Left: Dr. William Wilberforce Bell holding Aubrey's brother, Douglas, outside their home in Vermilion. Photo submitted
Right: From left, Dr. Bell's son Aubrey Bell, and granddaughter Deborah Sproule outside the Bell Building on August 2. Photo Angela Mouly
An emotional journey took place as Deborah Sproule, the granddaughter of Dr. Bell, visited Vermilion for the first time from July 31 - August 4. Sproule always thought her grandfather had rented an office and never knew that he had built the Bell Building.
“Just being here brings back all of these memories. Once while visiting Grandpa, my dad (Aubrey Bell) tickled me, and Grandpa called me over to say, ‘You just have to resist. Just don’t let it tickle you, and don’t laugh; decide you’re not going to feel it.’ During the next tickle-fest I never laughed, and I was grateful for him helping me not to be ticklish. I Loved him; he was such an amazing man,” said Sproule.
Dr. William Wilberforce Bell grew up in Maple Creek, Saskatchewan and attended the University of Alberta for engineering before enlisting in WWI. According to Aubrey, at that time, whole classes would join battalions. He served with the 47th Battalion at the Battle of the Somme and was gassed a couple of times but survived.
When the war was over, he re-enrolled at the University of Alberta for medical training and continued at McGill University in Montreal. Dr. Bell then interned in Chicago during the Al Capone years.
Aubrey said that all he would say about it was, “It was interesting.”
Dr. Bell leased an office space in Vermilion above what is now Kin’s Restaurant and built the Bell building next door in 1923, which housed his office in the front, surgery in the back, and a legal office on the side. The Bell Building is on the historic walking tour and now houses the Vermilion Voice.
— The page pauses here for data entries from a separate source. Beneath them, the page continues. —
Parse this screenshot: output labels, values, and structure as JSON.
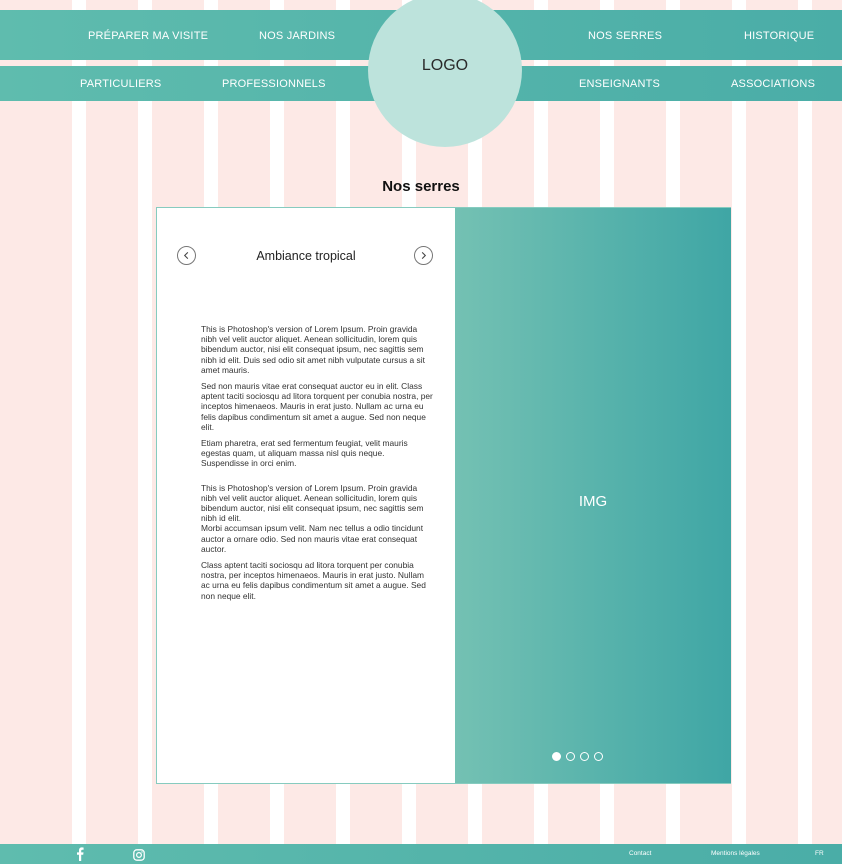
{
  "nav_top": {
    "items": [
      "PRÉPARER MA VISITE",
      "NOS JARDINS",
      "NOS SERRES",
      "HISTORIQUE"
    ]
  },
  "nav_sub": {
    "items": [
      "PARTICULIERS",
      "PROFESSIONNELS",
      "ENSEIGNANTS",
      "ASSOCIATIONS"
    ]
  },
  "logo": "LOGO",
  "page_title": "Nos serres",
  "slider": {
    "title": "Ambiance tropical",
    "image_label": "IMG",
    "dots_total": 4,
    "dot_active_index": 0
  },
  "content": {
    "paragraphs": [
      "This is Photoshop's version of Lorem Ipsum. Proin gravida nibh vel velit auctor aliquet. Aenean sollicitudin, lorem quis bibendum auctor, nisi elit consequat ipsum, nec sagittis sem nibh id elit. Duis sed odio sit amet nibh vulputate cursus a sit amet mauris.",
      "Sed non  mauris vitae erat consequat auctor eu in elit. Class aptent taciti sociosqu ad litora torquent per conubia nostra, per inceptos himenaeos. Mauris in erat justo. Nullam ac urna eu felis dapibus condimentum sit amet a augue. Sed non neque elit.",
      " Etiam pharetra, erat sed fermentum feugiat, velit mauris egestas quam, ut aliquam massa nisl quis neque. Suspendisse in orci enim.",
      "This is Photoshop's version  of Lorem Ipsum. Proin gravida nibh vel velit auctor aliquet. Aenean sollicitudin, lorem quis bibendum auctor, nisi elit consequat ipsum, nec sagittis sem nibh id elit.",
      "Morbi accumsan ipsum velit. Nam nec tellus a odio tincidunt auctor a ornare odio. Sed non mauris vitae erat consequat auctor.",
      "Class aptent taciti sociosqu ad litora torquent per conubia nostra, per inceptos himenaeos. Mauris in erat justo. Nullam ac urna eu felis dapibus condimentum sit amet a augue. Sed non neque elit."
    ]
  },
  "footer": {
    "social_icons": [
      "facebook-icon",
      "instagram-icon"
    ],
    "links": [
      "Contact",
      "Mentions légales",
      "FR"
    ]
  },
  "colors": {
    "teal_light": "#5fbcae",
    "teal_dark": "#4aada7",
    "logo_bg": "#bde3dc",
    "stripe_pink": "#fde9e6"
  }
}
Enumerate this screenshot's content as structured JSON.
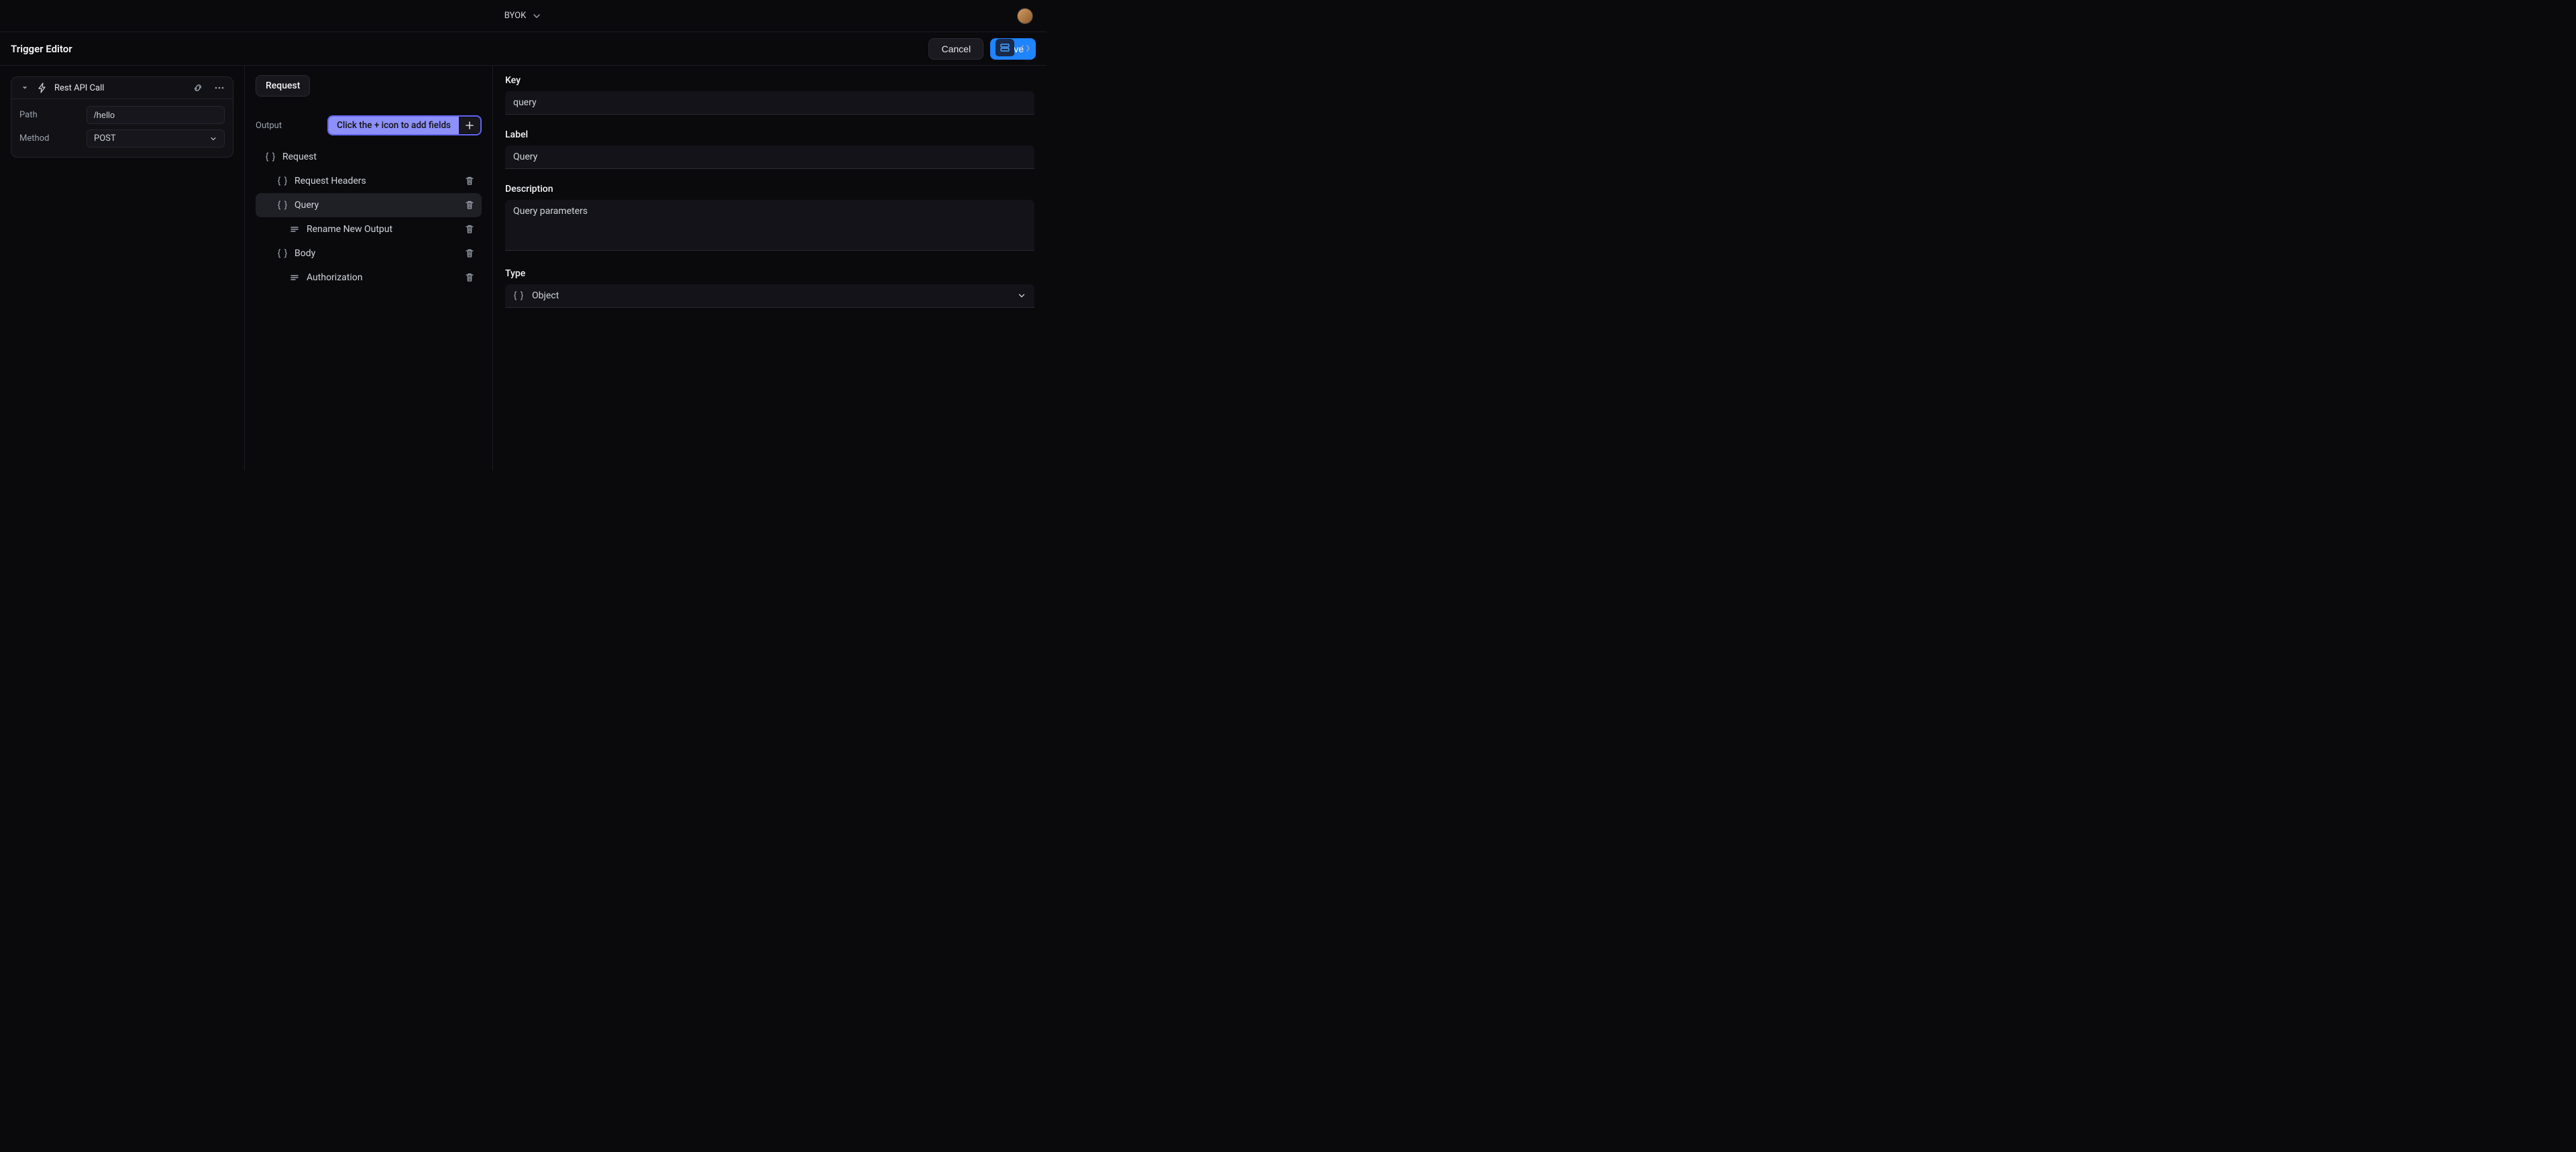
{
  "workspace": {
    "name": "BYOK"
  },
  "header": {
    "title": "Trigger Editor",
    "cancel": "Cancel",
    "save": "Save"
  },
  "sidebar": {
    "node": {
      "title": "Rest API Call",
      "path_label": "Path",
      "path_value": "/hello",
      "method_label": "Method",
      "method_value": "POST"
    }
  },
  "mid": {
    "tab": "Request",
    "output_label": "Output",
    "hint": "Click the + icon to add fields",
    "tree": {
      "request": "Request",
      "request_headers": "Request Headers",
      "query": "Query",
      "rename_new_output": "Rename New Output",
      "body": "Body",
      "authorization": "Authorization"
    }
  },
  "detail": {
    "key_label": "Key",
    "key_value": "query",
    "label_label": "Label",
    "label_value": "Query",
    "description_label": "Description",
    "description_value": "Query parameters",
    "type_label": "Type",
    "type_value": "Object"
  }
}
While at the Bell Building in Vermilion, Sproule noticed the decorative corbelled brick cornice and said, “I really love that people haven’t removed the original signs or painted them over.”
Dr. Bell’s wife, Mildred, taught at the Vermilion School of Agriculture, and Aubrey was born in 1928. Dr. Bell was the 3rd president of the Vermilion Legion, a Grand Mason, and Aubrey believes he was also the coroner and on town council.
Sproule said that during the recession he would give so many people service for nothing - maybe a cabbage, and that they ended up with barrels and barrels of cabbage. As a result, her dad was so sick of sauerkraut that he never ate it in adulthood.
In 1937, Dr. Bell came down with tuberculosis and moved to Calgary to stay at the sanitarium.
“When WWII began, he joined up, and mother said she wasn’t going to spend the war in Calgary, so they moved to Victoria where her parents were from,” said Aubrey.
During the war, Dr. Bell served as a medical officer in Camp Vernon and then as the officer commanding the military hospital in Prince George until the end of the war. After his retirement, he served as a medical examiner for the Department of Veterans Affairs in Victoria.
Sproule said that after refusing treatment for cancer, during Dr. Bell’s funeral in a huge church in Victoria, hundreds of people attended, surprising the family with support. She imagined they were past patients with standing room only and people standing outside, and a ceremonial sword arch made by attending members of the military.
From left Dr. Bell's son Aubrey Bell, and graddaughter Deborah Sproule outside the Bell Building in Vermilion on August 2. Photo Angela Mouly